WHAT THIS TASK INVOLVES: Output every record exactly and leave each picture out.

RECORDS SUPPLIED:

★ ★ ★ ★ ★ ★ ★

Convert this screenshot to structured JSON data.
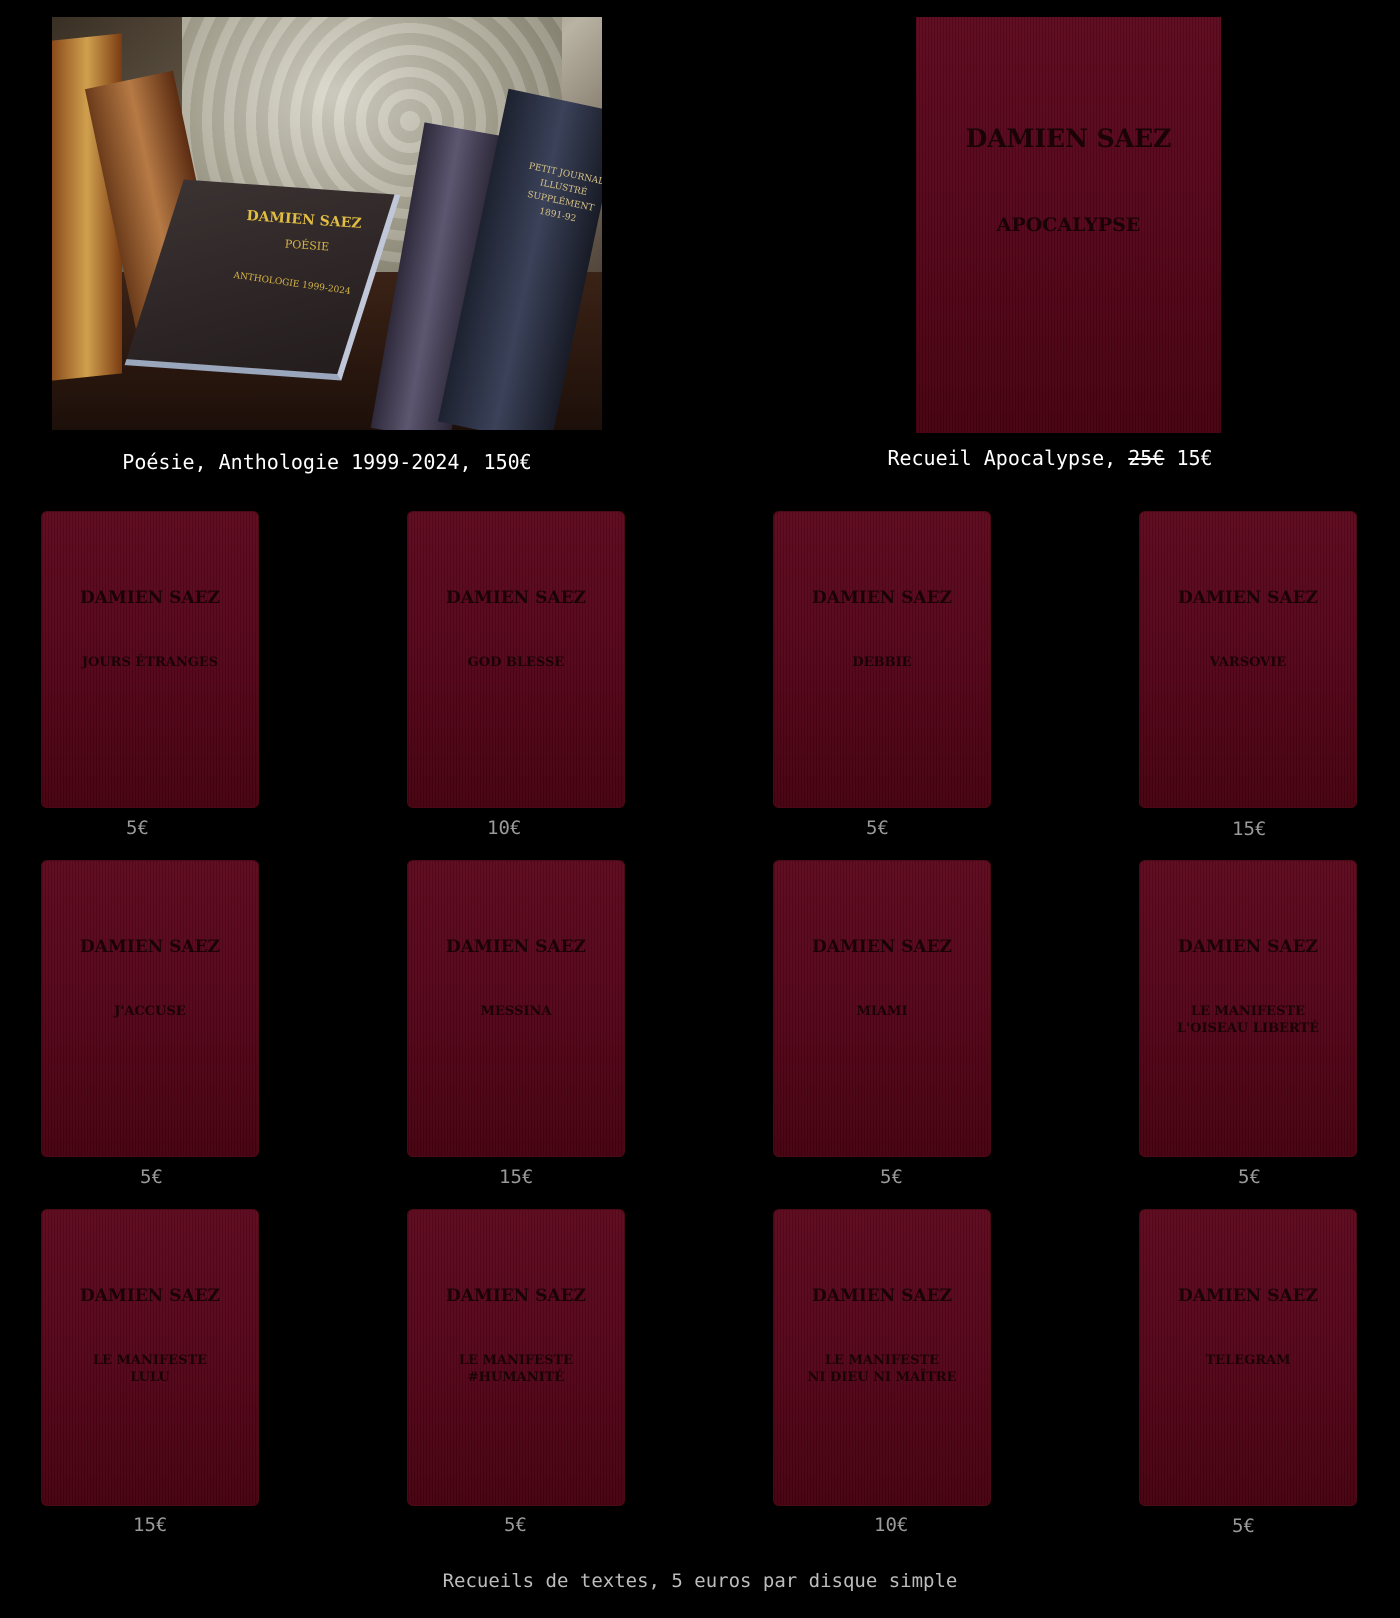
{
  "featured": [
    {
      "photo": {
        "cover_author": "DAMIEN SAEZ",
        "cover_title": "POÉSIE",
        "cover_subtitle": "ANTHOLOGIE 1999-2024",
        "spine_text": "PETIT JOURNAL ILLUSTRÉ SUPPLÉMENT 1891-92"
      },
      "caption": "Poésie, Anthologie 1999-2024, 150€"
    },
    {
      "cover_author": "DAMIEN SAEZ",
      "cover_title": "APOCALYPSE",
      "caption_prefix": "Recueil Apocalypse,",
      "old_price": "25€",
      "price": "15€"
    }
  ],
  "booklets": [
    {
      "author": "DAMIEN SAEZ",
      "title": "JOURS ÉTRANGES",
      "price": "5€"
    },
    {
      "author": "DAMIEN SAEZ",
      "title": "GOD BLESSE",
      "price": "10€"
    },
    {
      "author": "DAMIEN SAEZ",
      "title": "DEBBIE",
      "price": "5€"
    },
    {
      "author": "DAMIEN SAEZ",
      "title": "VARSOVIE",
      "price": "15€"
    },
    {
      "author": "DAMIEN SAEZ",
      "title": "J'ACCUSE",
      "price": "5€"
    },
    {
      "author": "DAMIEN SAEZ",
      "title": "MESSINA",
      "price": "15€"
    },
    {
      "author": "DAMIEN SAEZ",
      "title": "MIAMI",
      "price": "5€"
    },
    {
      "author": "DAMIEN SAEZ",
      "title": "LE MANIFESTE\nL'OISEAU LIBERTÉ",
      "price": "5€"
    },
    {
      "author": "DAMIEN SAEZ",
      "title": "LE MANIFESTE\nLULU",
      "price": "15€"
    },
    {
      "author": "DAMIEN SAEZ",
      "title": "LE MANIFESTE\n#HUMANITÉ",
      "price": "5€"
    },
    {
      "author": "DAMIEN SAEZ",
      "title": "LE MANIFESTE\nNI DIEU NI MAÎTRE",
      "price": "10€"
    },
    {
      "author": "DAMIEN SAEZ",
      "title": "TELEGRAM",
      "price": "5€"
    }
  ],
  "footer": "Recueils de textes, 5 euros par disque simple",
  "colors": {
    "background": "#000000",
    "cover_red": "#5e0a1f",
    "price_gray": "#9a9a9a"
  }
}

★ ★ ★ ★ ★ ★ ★

RESPONSE AREA:
Convert this screenshot to structured JSON data.
{
  "featured": [
    {
      "photo": {
        "cover_author": "DAMIEN SAEZ",
        "cover_title": "POÉSIE",
        "cover_subtitle": "ANTHOLOGIE 1999-2024",
        "spine_text": "PETIT JOURNAL ILLUSTRÉ SUPPLÉMENT 1891-92"
      },
      "caption": "Poésie, Anthologie 1999-2024, 150€"
    },
    {
      "cover_author": "DAMIEN SAEZ",
      "cover_title": "APOCALYPSE",
      "caption_prefix": "Recueil Apocalypse,",
      "old_price": "25€",
      "price": "15€"
    }
  ],
  "booklets": [
    {
      "author": "DAMIEN SAEZ",
      "title": "JOURS ÉTRANGES",
      "price": "5€"
    },
    {
      "author": "DAMIEN SAEZ",
      "title": "GOD BLESSE",
      "price": "10€"
    },
    {
      "author": "DAMIEN SAEZ",
      "title": "DEBBIE",
      "price": "5€"
    },
    {
      "author": "DAMIEN SAEZ",
      "title": "VARSOVIE",
      "price": "15€"
    },
    {
      "author": "DAMIEN SAEZ",
      "title": "J'ACCUSE",
      "price": "5€"
    },
    {
      "author": "DAMIEN SAEZ",
      "title": "MESSINA",
      "price": "15€"
    },
    {
      "author": "DAMIEN SAEZ",
      "title": "MIAMI",
      "price": "5€"
    },
    {
      "author": "DAMIEN SAEZ",
      "title": "LE MANIFESTE\nL'OISEAU LIBERTÉ",
      "price": "5€"
    },
    {
      "author": "DAMIEN SAEZ",
      "title": "LE MANIFESTE\nLULU",
      "price": "15€"
    },
    {
      "author": "DAMIEN SAEZ",
      "title": "LE MANIFESTE\n#HUMANITÉ",
      "price": "5€"
    },
    {
      "author": "DAMIEN SAEZ",
      "title": "LE MANIFESTE\nNI DIEU NI MAÎTRE",
      "price": "10€"
    },
    {
      "author": "DAMIEN SAEZ",
      "title": "TELEGRAM",
      "price": "5€"
    }
  ],
  "footer": "Recueils de textes, 5 euros par disque simple",
  "colors": {
    "background": "#000000",
    "cover_red": "#5e0a1f",
    "price_gray": "#9a9a9a"
  }
}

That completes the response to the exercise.